[[ Exercise data open ]]

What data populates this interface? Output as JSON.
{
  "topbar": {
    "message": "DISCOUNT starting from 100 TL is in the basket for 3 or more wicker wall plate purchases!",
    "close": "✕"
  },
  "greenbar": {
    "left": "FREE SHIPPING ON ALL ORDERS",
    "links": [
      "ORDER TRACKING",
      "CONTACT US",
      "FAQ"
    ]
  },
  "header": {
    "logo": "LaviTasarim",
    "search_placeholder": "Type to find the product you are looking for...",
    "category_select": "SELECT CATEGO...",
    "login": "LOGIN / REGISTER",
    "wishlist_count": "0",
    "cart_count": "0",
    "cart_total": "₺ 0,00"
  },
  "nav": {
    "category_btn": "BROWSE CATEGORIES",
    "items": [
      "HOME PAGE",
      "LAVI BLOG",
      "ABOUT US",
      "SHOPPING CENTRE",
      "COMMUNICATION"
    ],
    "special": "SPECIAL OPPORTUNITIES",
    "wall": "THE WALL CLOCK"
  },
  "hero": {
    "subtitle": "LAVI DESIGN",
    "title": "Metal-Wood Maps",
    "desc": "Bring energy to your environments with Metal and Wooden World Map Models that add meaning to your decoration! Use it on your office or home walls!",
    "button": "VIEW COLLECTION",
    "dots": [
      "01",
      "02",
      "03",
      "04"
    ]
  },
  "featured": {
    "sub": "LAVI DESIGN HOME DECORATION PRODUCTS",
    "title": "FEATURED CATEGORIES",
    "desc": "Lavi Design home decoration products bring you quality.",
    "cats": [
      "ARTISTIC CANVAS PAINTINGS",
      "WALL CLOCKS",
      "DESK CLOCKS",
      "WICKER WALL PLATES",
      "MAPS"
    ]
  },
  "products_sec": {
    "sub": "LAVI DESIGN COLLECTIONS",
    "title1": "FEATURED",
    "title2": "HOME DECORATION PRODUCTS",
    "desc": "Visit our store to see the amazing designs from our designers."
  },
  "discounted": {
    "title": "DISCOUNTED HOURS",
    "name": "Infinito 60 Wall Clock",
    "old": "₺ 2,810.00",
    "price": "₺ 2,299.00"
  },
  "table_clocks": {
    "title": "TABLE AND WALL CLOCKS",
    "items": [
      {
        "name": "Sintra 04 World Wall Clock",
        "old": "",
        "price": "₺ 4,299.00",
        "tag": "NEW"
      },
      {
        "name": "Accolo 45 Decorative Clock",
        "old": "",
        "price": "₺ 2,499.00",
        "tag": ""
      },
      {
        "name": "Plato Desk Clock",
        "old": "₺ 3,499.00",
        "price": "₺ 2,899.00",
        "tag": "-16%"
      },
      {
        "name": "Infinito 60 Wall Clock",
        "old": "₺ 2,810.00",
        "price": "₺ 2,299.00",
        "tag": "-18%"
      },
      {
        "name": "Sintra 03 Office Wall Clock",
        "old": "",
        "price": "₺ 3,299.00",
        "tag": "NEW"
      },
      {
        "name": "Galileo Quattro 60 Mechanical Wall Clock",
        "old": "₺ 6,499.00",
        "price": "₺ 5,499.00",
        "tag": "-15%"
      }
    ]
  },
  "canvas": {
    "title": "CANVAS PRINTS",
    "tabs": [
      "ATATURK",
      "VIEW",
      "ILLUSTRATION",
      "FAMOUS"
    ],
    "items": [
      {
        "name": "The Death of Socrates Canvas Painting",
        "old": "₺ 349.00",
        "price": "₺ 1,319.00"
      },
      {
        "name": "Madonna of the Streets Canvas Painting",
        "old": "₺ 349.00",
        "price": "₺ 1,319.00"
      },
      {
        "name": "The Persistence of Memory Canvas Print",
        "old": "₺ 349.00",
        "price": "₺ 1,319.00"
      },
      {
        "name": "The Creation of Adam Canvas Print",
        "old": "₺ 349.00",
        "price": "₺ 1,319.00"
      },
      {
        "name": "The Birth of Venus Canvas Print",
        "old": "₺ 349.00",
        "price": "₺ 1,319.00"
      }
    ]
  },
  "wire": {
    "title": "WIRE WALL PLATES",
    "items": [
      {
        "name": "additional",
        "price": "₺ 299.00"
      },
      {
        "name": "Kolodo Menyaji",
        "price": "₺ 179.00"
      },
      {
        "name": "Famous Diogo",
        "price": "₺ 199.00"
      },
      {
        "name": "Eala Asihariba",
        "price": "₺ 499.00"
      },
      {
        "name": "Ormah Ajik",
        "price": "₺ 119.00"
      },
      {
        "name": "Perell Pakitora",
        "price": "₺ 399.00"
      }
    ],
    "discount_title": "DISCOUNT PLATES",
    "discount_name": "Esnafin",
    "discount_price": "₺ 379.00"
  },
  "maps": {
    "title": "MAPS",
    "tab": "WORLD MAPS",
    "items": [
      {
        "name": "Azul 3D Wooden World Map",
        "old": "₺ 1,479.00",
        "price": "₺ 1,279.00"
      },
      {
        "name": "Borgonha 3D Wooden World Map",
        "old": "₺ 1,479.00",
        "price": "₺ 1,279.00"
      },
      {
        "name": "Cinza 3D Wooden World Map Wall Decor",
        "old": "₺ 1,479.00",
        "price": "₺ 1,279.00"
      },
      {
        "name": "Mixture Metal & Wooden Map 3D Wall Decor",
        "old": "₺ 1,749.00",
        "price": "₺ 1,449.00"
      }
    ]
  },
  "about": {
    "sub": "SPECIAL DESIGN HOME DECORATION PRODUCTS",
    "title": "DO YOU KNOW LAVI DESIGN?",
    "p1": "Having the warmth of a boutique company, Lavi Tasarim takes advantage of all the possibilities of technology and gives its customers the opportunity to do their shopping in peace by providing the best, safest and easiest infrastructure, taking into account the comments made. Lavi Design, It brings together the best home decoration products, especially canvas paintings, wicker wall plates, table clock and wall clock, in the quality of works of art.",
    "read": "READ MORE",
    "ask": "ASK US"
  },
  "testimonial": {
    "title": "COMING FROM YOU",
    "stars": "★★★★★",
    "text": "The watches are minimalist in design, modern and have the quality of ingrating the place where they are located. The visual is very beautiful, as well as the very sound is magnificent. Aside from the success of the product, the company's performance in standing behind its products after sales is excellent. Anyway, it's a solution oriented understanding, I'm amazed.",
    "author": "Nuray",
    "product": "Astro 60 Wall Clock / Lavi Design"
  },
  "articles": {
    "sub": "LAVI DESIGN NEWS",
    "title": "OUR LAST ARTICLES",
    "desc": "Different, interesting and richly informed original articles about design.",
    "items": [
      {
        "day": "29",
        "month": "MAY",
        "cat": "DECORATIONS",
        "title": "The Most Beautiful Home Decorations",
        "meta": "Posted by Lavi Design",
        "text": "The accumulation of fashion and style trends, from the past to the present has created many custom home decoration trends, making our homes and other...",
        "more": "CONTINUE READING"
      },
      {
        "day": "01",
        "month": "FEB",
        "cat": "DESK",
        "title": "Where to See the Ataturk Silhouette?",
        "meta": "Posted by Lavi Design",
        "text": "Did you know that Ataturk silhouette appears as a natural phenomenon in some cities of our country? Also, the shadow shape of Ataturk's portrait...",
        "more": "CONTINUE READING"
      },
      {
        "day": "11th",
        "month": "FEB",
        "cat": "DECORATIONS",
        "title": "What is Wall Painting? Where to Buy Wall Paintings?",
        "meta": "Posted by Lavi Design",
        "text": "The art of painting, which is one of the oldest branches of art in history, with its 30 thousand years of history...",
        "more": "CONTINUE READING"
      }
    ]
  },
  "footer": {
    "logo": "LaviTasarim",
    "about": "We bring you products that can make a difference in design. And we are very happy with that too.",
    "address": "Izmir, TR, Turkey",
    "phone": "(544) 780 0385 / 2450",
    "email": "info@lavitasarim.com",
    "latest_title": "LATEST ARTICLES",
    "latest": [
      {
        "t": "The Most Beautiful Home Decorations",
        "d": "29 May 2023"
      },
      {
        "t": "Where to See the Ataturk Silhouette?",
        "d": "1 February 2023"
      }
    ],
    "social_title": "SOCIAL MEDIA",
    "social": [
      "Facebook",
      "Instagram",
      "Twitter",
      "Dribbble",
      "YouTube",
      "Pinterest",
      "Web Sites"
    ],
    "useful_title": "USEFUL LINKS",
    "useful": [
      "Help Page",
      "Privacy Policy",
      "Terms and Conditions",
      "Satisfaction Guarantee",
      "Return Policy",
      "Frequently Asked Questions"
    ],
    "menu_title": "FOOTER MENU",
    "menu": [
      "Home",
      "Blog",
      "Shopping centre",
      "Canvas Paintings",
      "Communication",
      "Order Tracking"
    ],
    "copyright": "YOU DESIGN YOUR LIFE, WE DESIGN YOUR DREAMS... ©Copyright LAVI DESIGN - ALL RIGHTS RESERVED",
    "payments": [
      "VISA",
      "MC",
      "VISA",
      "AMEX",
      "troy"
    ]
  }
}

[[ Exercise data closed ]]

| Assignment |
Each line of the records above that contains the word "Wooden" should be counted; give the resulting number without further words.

| Exercise solution |
5